VITAC Featured in Hollywood Reporter on the Business of Captioning

Jul 10 2023 VITAC
A close-up photo of a stack of nine magazines, stacked on top of each other, with only the edges showing. For the Hollywood Reporter blog.
Filters

Popular posts

Cell phone laying on a desk near a computer keyboard with the Twitch logo displayed on the phone screen
How to Add Captions to Twitch How to Add Captions to Twitch
lamp on desk
So You Want to Be a VITAC Realtime Captioner… So You Want to Be a VITAC Realtime Captioner…

Related posts

VITAC, a Verbit Company logo, on a television screen. The screen is atop a white cabinet against a white wall backdrop.
VITAC and ENCO Form Strategic Partnership to Expand Caption Encoding and Delivery Options for Broadcasters VITAC and ENCO Form Strategic Partnership to Expand Caption Encoding and Delivery Options for Broadcasters
A girl sitting on the couch with tv remote pointed at the tv screen that has picture of tree branches and open captions
VITAC Combines AI Technology, Experience to Deliver Exceptional Caption and Transcription Quality  VITAC Combines AI Technology, Experience to Deliver Exceptional Caption and Transcription Quality 
Share
Copied!

VITAC’s Heather York is quoted in a recent article in The Hollywood Reporter regarding the business around captions and subtitles and how the media and entertainment industry has changed as the number of streaming programs and caption and subtitle viewers continues to grow.

The article notes that younger viewers’ (Gen Z) affinity for watching captioned content combined with the increasingly global nature of streaming has created more demand for professional captioners and transcribers.

From the article:

“While closed captioning was once a niche service used mostly by hard-of-hearing viewers, subtitles have seen an explosion in the streaming age; deaf-led charity Stagetext found in a 2021 survey that 80 percent of 18- to 24-year-olds use subtitles some or all of the time when watching TV on any device, and only 10 percent of those surveyed were deaf or hard of hearing.
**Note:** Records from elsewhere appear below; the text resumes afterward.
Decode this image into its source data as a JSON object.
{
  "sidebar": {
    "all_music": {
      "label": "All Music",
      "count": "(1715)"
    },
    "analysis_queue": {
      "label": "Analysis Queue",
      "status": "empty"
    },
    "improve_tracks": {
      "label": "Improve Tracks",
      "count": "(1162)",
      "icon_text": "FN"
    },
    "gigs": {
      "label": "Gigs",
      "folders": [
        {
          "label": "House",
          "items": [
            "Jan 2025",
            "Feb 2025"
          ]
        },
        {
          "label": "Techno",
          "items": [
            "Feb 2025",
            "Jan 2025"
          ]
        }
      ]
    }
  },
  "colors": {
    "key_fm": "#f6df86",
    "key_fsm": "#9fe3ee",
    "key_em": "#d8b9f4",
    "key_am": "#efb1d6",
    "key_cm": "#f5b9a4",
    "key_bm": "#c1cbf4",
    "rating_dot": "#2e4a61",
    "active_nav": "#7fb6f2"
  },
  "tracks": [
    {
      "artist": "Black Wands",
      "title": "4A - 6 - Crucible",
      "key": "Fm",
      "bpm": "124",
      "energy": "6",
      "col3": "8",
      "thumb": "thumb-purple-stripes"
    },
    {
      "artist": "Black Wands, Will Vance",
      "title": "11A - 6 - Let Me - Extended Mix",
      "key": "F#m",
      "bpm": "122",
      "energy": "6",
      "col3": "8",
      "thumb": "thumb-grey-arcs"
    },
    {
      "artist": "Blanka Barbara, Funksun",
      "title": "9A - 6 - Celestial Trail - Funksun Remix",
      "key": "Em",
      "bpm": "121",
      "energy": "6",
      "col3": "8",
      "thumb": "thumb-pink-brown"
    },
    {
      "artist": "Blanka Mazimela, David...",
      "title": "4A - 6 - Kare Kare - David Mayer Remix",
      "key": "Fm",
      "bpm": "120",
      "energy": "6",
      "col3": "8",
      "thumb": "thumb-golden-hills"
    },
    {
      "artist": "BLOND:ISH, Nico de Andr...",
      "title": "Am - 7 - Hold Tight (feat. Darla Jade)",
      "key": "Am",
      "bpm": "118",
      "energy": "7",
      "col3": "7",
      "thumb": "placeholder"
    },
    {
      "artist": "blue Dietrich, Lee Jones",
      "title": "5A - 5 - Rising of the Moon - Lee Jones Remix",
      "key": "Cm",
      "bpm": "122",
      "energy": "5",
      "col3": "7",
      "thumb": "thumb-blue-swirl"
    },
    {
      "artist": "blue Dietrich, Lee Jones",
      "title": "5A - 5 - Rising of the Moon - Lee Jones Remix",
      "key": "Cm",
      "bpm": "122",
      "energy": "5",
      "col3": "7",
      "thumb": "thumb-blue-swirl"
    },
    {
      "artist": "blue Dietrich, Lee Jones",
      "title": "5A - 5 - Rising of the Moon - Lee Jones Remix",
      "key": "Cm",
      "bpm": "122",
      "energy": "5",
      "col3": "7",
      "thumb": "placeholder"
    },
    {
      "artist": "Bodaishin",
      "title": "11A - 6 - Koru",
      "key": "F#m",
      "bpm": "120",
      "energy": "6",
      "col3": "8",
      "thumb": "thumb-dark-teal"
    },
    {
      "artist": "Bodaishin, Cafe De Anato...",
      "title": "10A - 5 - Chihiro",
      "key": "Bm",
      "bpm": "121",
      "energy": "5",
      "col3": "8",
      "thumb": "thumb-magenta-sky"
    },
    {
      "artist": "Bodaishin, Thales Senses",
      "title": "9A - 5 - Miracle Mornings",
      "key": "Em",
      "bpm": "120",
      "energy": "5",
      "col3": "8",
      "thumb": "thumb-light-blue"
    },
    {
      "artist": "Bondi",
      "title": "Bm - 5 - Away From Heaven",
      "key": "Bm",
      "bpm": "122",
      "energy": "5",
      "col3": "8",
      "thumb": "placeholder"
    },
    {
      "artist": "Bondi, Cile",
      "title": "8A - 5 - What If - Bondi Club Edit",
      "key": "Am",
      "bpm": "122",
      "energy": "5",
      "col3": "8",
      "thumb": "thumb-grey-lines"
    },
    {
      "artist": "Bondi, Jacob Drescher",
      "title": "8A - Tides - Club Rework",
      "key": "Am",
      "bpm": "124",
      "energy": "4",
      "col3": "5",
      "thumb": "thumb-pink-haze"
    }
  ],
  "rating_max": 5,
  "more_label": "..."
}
It also found that only 23 percent of those in the 56-75 age group use captions, despite a higher rate of hearing loss.

This cultural shift has coincided with there being more to watch than ever before, particularly with content that is streamed around the world rather than just broadcast in the U.S. That’s created a massive task for the companies behind film and TV captioning.

‘Everything has changed in the past 10 years,’ says Heather York, VP marketing and government affairs for VITAC, the largest captioning company in North America.”

Read the full article here.